We carry both organic and traditional veggie starts to help you get a head start in your vegetable garden. You will find both the tried and true varieties as well as new introductions. We have everything from artichoke starts and asparagus roots, to seed potatoes and horseradish roots during our late winter, spring and early summer months. Our herb selection is also very extensive with a dozen varieties of basil and at least 20 varieties of rosemary plus all the other herbs you have been reading about. If you are looking for that hard-to-find tomato variety to transplant into your garden, know that we carry over 70 varieties during May and June. Come in the spring and expect to be inspired!
We grow and sell basic annuals such as petunias, lobelia, impatiens, begonias, and over 10,000 geraniums, along with the newest introductions and the hard to find such as; Fuchsia ‘Blacky’, Rhodochiton, Spilanthes ‘Peek-a-Boo’, Petunia ‘Black Velvet’, Lobularia ‘Snow Princess’ and Chocolate Cosmos. We also grow custom hanging baskets, huge fuchsia baskets, and porch and patio containers in the spring and summer.

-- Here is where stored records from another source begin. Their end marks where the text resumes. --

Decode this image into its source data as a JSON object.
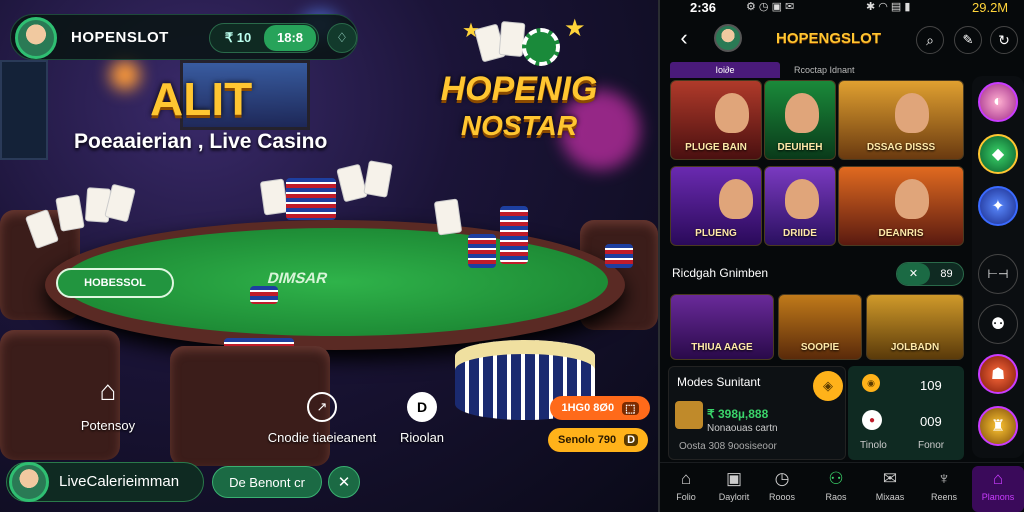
{
  "left": {
    "brand": "HOPENSLOT",
    "topbar": {
      "pill_left": "₹ 10",
      "pill_right": "18:8"
    },
    "hero": {
      "alt": "ALIT",
      "subtitle": "Poeaaierian , Live Casino"
    },
    "logo": {
      "line1": "HOPENIG",
      "line2": "NOSTAR"
    },
    "table_text": {
      "left": "HOBESSOL",
      "mid": "DIMSAR"
    },
    "actions": [
      {
        "label": "Potensoy",
        "icon": "bookmark-icon"
      },
      {
        "label": "Cnodie tiaeieanent",
        "icon": "chart-icon"
      },
      {
        "label": "Rioolan",
        "icon": "d-circle-icon"
      }
    ],
    "promo": [
      {
        "label": "1HG0 8Ø0"
      },
      {
        "label": "Senolo 790"
      }
    ],
    "bottom": {
      "text": "LiveCalerieimman",
      "button": "De Benont cr"
    }
  },
  "right": {
    "status": {
      "time": "2:36",
      "right": "29.2M"
    },
    "header": {
      "title": "HOPENGSLOT"
    },
    "tabs": [
      "Ioi∂e",
      "Rcoctap Idnant"
    ],
    "tiles_row1": [
      "PLUGE BAIN",
      "DEUIHEH",
      "DSSAG DISSS"
    ],
    "tiles_row2": [
      "PLUENG",
      "DRIIDE",
      "DEANRIS"
    ],
    "section_title": "Ricdgah Gnimben",
    "section_pill": [
      "✕",
      "89"
    ],
    "tiles_row3": [
      "THIUA AAGE",
      "SOOPIE",
      "JOLBADN"
    ],
    "promo_card": {
      "title": "Modes Sunitant",
      "amount": "₹ 398µ,888",
      "line1": "Nonaouas cartn",
      "line2": "Oosta 308 9oosiseoor",
      "right_top": "109",
      "right_mid": "009",
      "right_lbl1": "Tinolo",
      "right_lbl2": "Fonor"
    },
    "nav": [
      "Folio",
      "Daylorit",
      "Rooos",
      "Raos",
      "Mixaas",
      "Reens",
      "Planons"
    ],
    "accent": "#c93cff",
    "gold": "#ffc631"
  }
}
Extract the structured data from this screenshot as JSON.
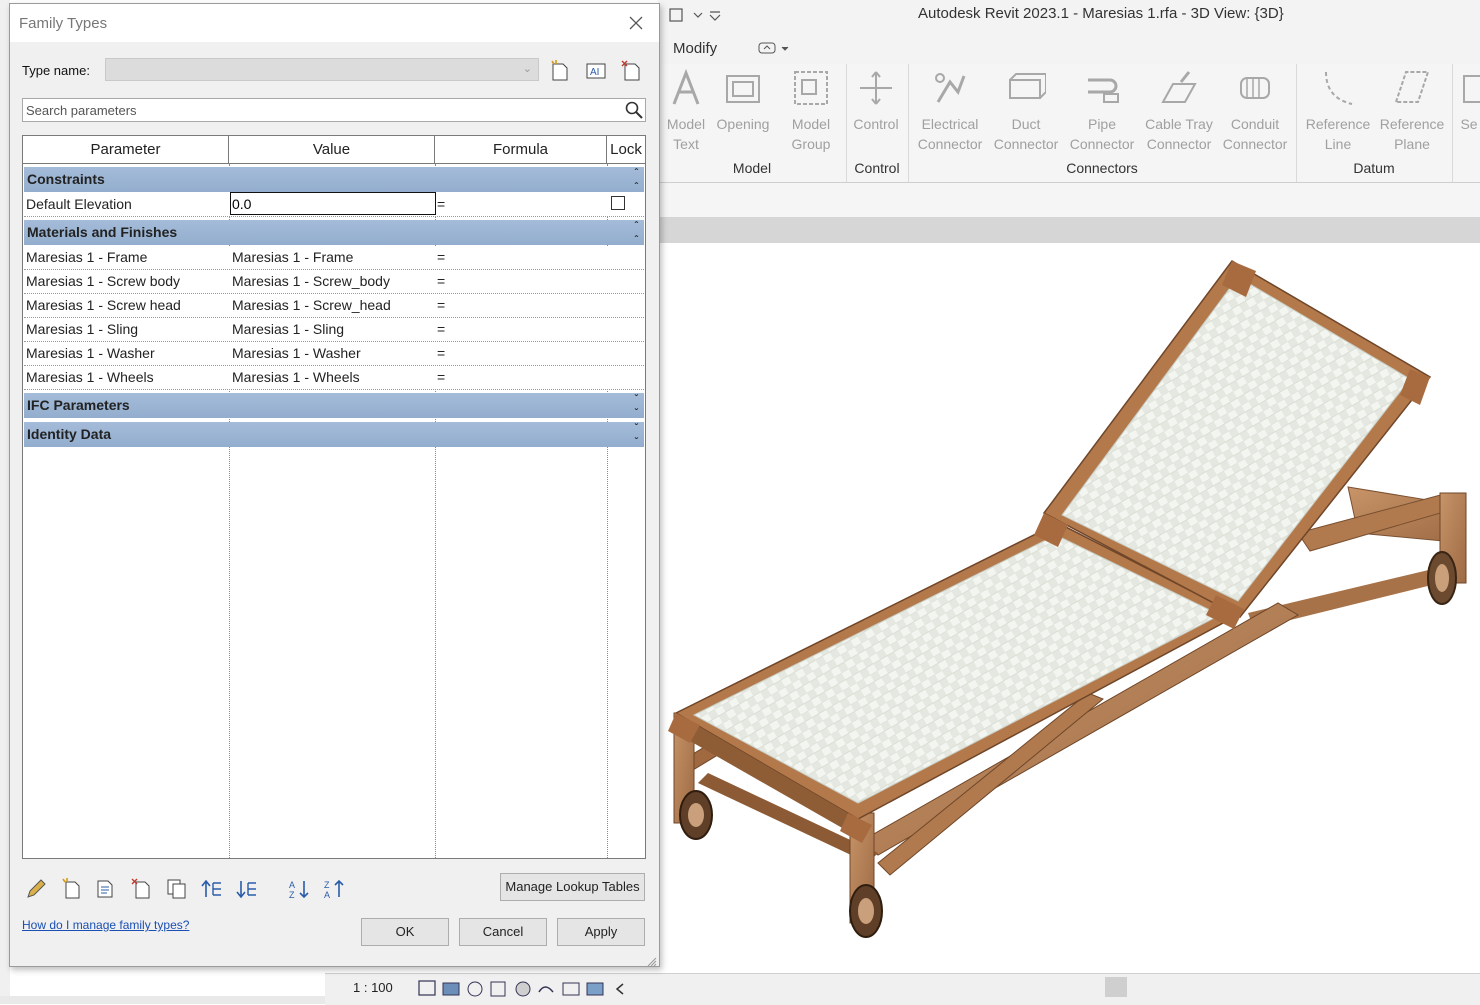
{
  "app": {
    "window_title": "Autodesk Revit 2023.1 - Maresias 1.rfa - 3D View: {3D}",
    "tab_modify": "Modify",
    "ribbon": {
      "buttons": [
        {
          "line1": "Model",
          "line2": "Text",
          "icon": "model-text-icon"
        },
        {
          "line1": "Opening",
          "line2": "",
          "icon": "opening-icon"
        },
        {
          "line1": "Model",
          "line2": "Group",
          "icon": "model-group-icon"
        },
        {
          "line1": "Control",
          "line2": "",
          "icon": "control-icon"
        },
        {
          "line1": "Electrical",
          "line2": "Connector",
          "icon": "electrical-connector-icon"
        },
        {
          "line1": "Duct",
          "line2": "Connector",
          "icon": "duct-connector-icon"
        },
        {
          "line1": "Pipe",
          "line2": "Connector",
          "icon": "pipe-connector-icon"
        },
        {
          "line1": "Cable Tray",
          "line2": "Connector",
          "icon": "cable-tray-connector-icon"
        },
        {
          "line1": "Conduit",
          "line2": "Connector",
          "icon": "conduit-connector-icon"
        },
        {
          "line1": "Reference",
          "line2": "Line",
          "icon": "reference-line-icon"
        },
        {
          "line1": "Reference",
          "line2": "Plane",
          "icon": "reference-plane-icon"
        },
        {
          "line1": "Se",
          "line2": "",
          "icon": "set-icon"
        }
      ],
      "panels": [
        "Model",
        "Control",
        "Connectors",
        "Datum"
      ]
    },
    "status": {
      "scale": "1 : 100"
    }
  },
  "dialog": {
    "title": "Family Types",
    "type_name_label": "Type name:",
    "search_placeholder": "Search parameters",
    "columns": [
      "Parameter",
      "Value",
      "Formula",
      "Lock"
    ],
    "groups": {
      "constraints": {
        "label": "Constraints",
        "rows": [
          {
            "param": "Default Elevation",
            "value": "0.0",
            "formula": "=",
            "lock": false
          }
        ]
      },
      "materials": {
        "label": "Materials and Finishes",
        "rows": [
          {
            "param": "Maresias 1 - Frame",
            "value": "Maresias 1 - Frame",
            "formula": "="
          },
          {
            "param": "Maresias 1 - Screw body",
            "value": "Maresias 1 - Screw_body",
            "formula": "="
          },
          {
            "param": "Maresias 1 - Screw head",
            "value": "Maresias 1 - Screw_head",
            "formula": "="
          },
          {
            "param": "Maresias 1 - Sling",
            "value": "Maresias 1 - Sling",
            "formula": "="
          },
          {
            "param": "Maresias 1 - Washer",
            "value": "Maresias 1 - Washer",
            "formula": "="
          },
          {
            "param": "Maresias 1 - Wheels",
            "value": "Maresias 1 - Wheels",
            "formula": "="
          }
        ]
      },
      "ifc": {
        "label": "IFC Parameters"
      },
      "identity": {
        "label": "Identity Data"
      }
    },
    "manage_lookup_label": "Manage Lookup Tables",
    "help_link": "How do I manage family types?",
    "ok_label": "OK",
    "cancel_label": "Cancel",
    "apply_label": "Apply"
  },
  "colors": {
    "group_header": "#9bb4d3",
    "wood": "#b9825a",
    "sling": "#f2f4ef",
    "link": "#1a4fb3"
  }
}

Our Front Greenhouse and Propagation House are lined out with both traditional flowering hanging baskets for sun or shade and also our more unusual veggie baskets and herbal baskets. Most of our annual hanging baskets are grown in extra large 14-inch containers allowing for healthy baskets all summer long. These baskets, pots and containers are planted and grown on in our largest greenhouse to be ready for purchase a few weeks before Mother’s Day. We stagger our plantings so we can offer these colorful annual containers throughout the spring and summer.
Growing plants in enclosed spaces removes toxins from the air and replaces the oxygen we take from the air. A home with plants is a healthy home and our Conservatory is filled with plants for homes, offices and sunrooms. We have a wide selection of plants for low light including maidenhair, Boston and tree ferns. We offer plants in 2-inch starter containers and plants 7 feet tall with all sizes in between. Our selection of flowering indoor plants includes orchids, African violets, gloxinias, Persian violets and other seasonal varieties such as poinsettias and paperwhites for Christmas decorating and gift giving. The Conservatory is a great place to wander during cold weather. With heated floors and flowering plants it provides the garden fix we need during the winter.
Our plants are properly named, pest free, healthy and well grown. They are guaranteed to flourish with proper care. Please follow the cultural advice our nursery staff provides.
Returns, exchanges and refunds can be made with returned merchandise and sales receipt.
Many newly planted or tender plants require some winter protection (fir boughs, compost or bark). Please understand that we cannot guarantee our plants against cold, heat, flood or drought damage.